House committee kills fire-safety bill for short-term rentals

Posted on: April 26 2016

By Robert McClendon, NOLA.com | The Times-Picayune

New Orleans state Rep. Helena Moreno offered to water down her bill requiring short-term rentals to register with the state fire marshal, but it wasn'€™t enough to save the measure.

The House Commerce Committee discussed the issue for more than an hour before voting overwhelmingly to kill House Bill 952. The dissenting representatives, echoing concerns voiced by lobbyists for listing platforms like Airbnb, said the bill would put an undue burden on property owners.

The bill was supported by New Orleans Mayor Mitch Landrieu's administration, which expressed concern that the many short-term rentals in the city are not subject to any fire-safety requirements. 

In February, two guests at a short-term rental in Central City had to be rescued when the building caught fire. The house had been converted into a duplex and had only one route in and out of the rental unit. It was not equipped with smoke alarms.

Moreno said she had simplified the bill as much as possible to make it easy for short-term rental operators. The bill isn't about regulating the short-term rental industry, she said, "It's about basic life-safety issues." 

Lobbyists from Airbnb and the Travel Technology Association, a trade group representing listing services, said that the proposed regulations would serve to protect incumbent businesses models like hotels and bed-and-breakfast operations on inconvenience small-time renters without providing any tangible safety benefit. 
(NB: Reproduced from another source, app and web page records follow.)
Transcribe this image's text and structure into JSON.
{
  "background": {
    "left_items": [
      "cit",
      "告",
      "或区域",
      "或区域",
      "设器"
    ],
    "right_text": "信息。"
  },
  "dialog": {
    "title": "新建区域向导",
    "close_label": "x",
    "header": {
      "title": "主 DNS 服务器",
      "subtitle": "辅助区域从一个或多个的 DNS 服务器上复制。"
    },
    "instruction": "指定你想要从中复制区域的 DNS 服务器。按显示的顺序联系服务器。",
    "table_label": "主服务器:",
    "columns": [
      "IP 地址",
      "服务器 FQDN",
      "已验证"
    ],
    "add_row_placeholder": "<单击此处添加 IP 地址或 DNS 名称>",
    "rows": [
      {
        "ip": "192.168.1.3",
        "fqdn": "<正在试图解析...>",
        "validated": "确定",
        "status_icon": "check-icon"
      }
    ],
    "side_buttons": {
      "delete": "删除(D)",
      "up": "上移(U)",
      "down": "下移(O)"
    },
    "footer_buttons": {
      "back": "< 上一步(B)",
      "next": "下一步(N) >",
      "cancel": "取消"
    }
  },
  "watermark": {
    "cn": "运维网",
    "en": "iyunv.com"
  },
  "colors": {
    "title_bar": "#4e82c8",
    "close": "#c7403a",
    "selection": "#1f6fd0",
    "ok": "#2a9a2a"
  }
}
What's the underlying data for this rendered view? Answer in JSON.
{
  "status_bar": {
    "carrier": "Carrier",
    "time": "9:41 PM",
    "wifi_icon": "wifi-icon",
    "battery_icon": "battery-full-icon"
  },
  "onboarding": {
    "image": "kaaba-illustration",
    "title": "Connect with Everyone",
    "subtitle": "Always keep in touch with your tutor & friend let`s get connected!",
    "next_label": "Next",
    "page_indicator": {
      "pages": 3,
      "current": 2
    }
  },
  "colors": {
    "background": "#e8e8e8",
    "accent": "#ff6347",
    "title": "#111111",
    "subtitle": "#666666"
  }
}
If it were really about safety, why aren't landlords required to register long-term rentals with the state, asked Danny Ford of the Technology Association.

Jim Nickel, representing Airbnb, said that many who list on Airbnb do so only occasionally, yet Moreno's bill would subject them to inspection by the state.

Moreno offered to change "inspection" to "verification," but her colleagues were unwilling to let the bill go any further.

Traditional inns, which are subject to safety inspections and whose owners are required to live on-site, have seen their business erode in recent years as landlords and investors have flocked to the short-term rental market. Such rentals are illegal in most New Orleans neighborhoods, but they have proliferated nonetheless.

Multiple short-term rental operators contacted her to oppose her original bill, Moreno said, but none of them opposed registration outright; they just wanted the rules to be easier to comply with. The only opposition to any registration requirement is coming from the "billion dollar" companies who list the rentals, she said.

Moreno's bill originally would have required short-term rental operators to file building plans with the Fire Marshal'€™s Office. After rental operators said that was too onerous, the New Orleans Democrat agreed to remove that provision. Instead, owners would be required to attest that they had certain basic safety equipment like smoke alarms and fire extinguishers. A $25 registration fee would have been good for five years.

The state fire marshal said his office could easily handle the registration program. After an initial investment in a software system, the program would generate revenue, he said.

Rep. Patrick Connick, a Jefferson Parish Republican, prodded representatives of the traditional innkeeping industry: "Is it really a safety issue," he said, "or is it a competition issue as well?"

There's nothing stopping a traditional bed and breakfast from listing on Airbnb, he said. "If you can't beat 'em, join 'em." 

He and others said that registration should be voluntary. Inns registered with the fire marshal could advertise that fact in their rental listings and let the market decide, they said. 

Brian Furness, the owner of a traditional bed and breakfast and a critic of Airbnb, said that he was reluctant to list his inn with a company that facilitated breaking the law so brazenly. 

The New Orleans City Council is considering a set of regulations that would legalize certain kinds of vacation rentals and could insert safety rules into an eventual regulatory regime.

Moreno said that inserting them into state law would allow for uniform life-safety requirements across jurisdictions.